=== Task item ===
Go over the data and work out how many lines include the word "icon". Give that number only.

□ □ □ □ □

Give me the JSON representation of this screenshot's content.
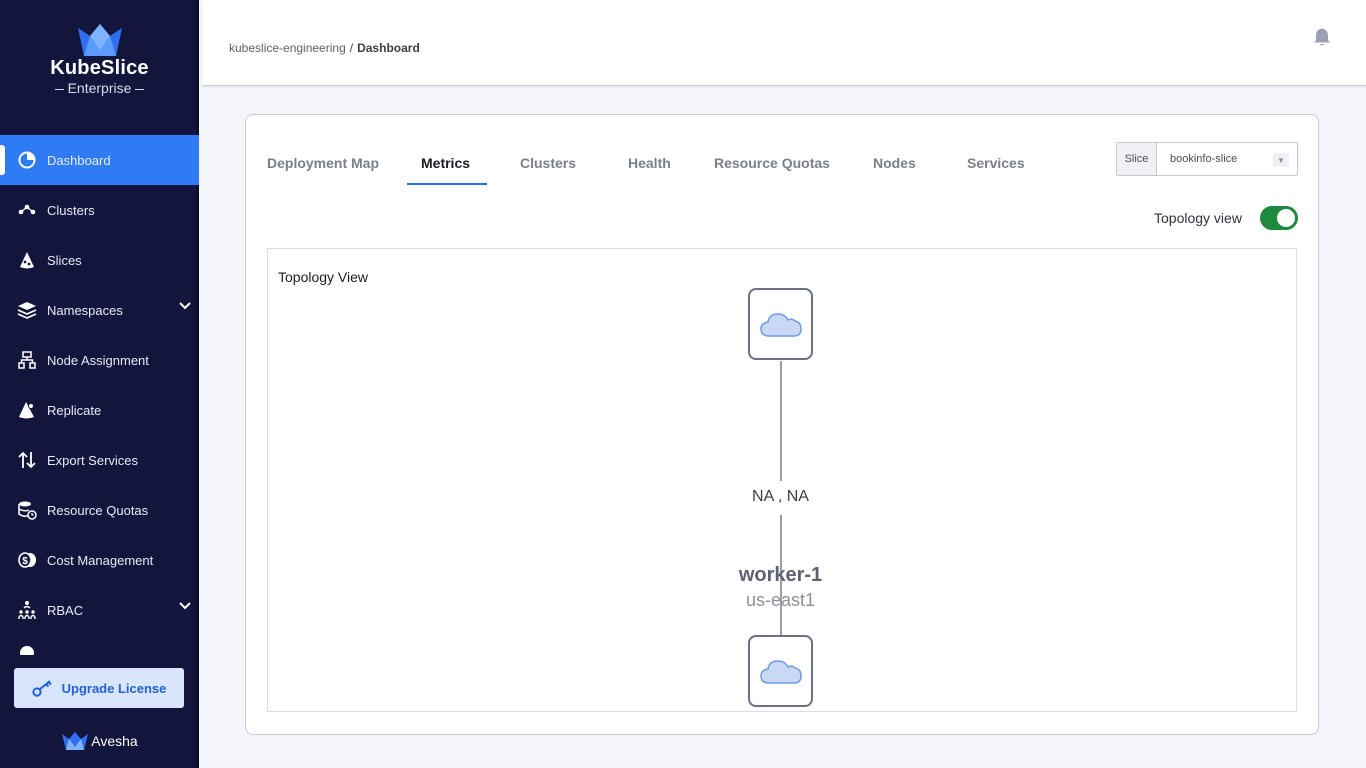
{
  "brand": {
    "name": "KubeSlice",
    "edition": "Enterprise"
  },
  "sidebar": {
    "items": [
      {
        "label": "Dashboard",
        "icon": "pie-chart-icon",
        "active": true
      },
      {
        "label": "Clusters",
        "icon": "cluster-nodes-icon"
      },
      {
        "label": "Slices",
        "icon": "slice-icon"
      },
      {
        "label": "Namespaces",
        "icon": "layers-icon",
        "expandable": true
      },
      {
        "label": "Node Assignment",
        "icon": "node-tree-icon"
      },
      {
        "label": "Replicate",
        "icon": "replicate-icon"
      },
      {
        "label": "Export Services",
        "icon": "up-down-arrows-icon"
      },
      {
        "label": "Resource Quotas",
        "icon": "database-clock-icon"
      },
      {
        "label": "Cost Management",
        "icon": "cost-coins-icon"
      },
      {
        "label": "RBAC",
        "icon": "people-network-icon",
        "expandable": true
      }
    ],
    "upgrade_label": "Upgrade License",
    "footer_brand": "Avesha"
  },
  "header": {
    "breadcrumb": {
      "project": "kubeslice-engineering",
      "separator": "/",
      "current": "Dashboard"
    }
  },
  "main": {
    "tabs": [
      {
        "label": "Deployment Map"
      },
      {
        "label": "Metrics",
        "active": true
      },
      {
        "label": "Clusters"
      },
      {
        "label": "Health"
      },
      {
        "label": "Resource Quotas"
      },
      {
        "label": "Nodes"
      },
      {
        "label": "Services"
      }
    ],
    "slice_select": {
      "label": "Slice",
      "value": "bookinfo-slice"
    },
    "topology_toggle": {
      "label": "Topology view",
      "on": true
    },
    "topology": {
      "title": "Topology View",
      "edge_label": "NA , NA",
      "worker_name": "worker-1",
      "worker_region": "us-east1"
    }
  },
  "colors": {
    "sidebar_bg": "#13163c",
    "accent": "#2f7bf3",
    "toggle_on": "#1d8a3e",
    "upgrade_bg": "#d9e5fb"
  }
}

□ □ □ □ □

=== Problem solution ===
10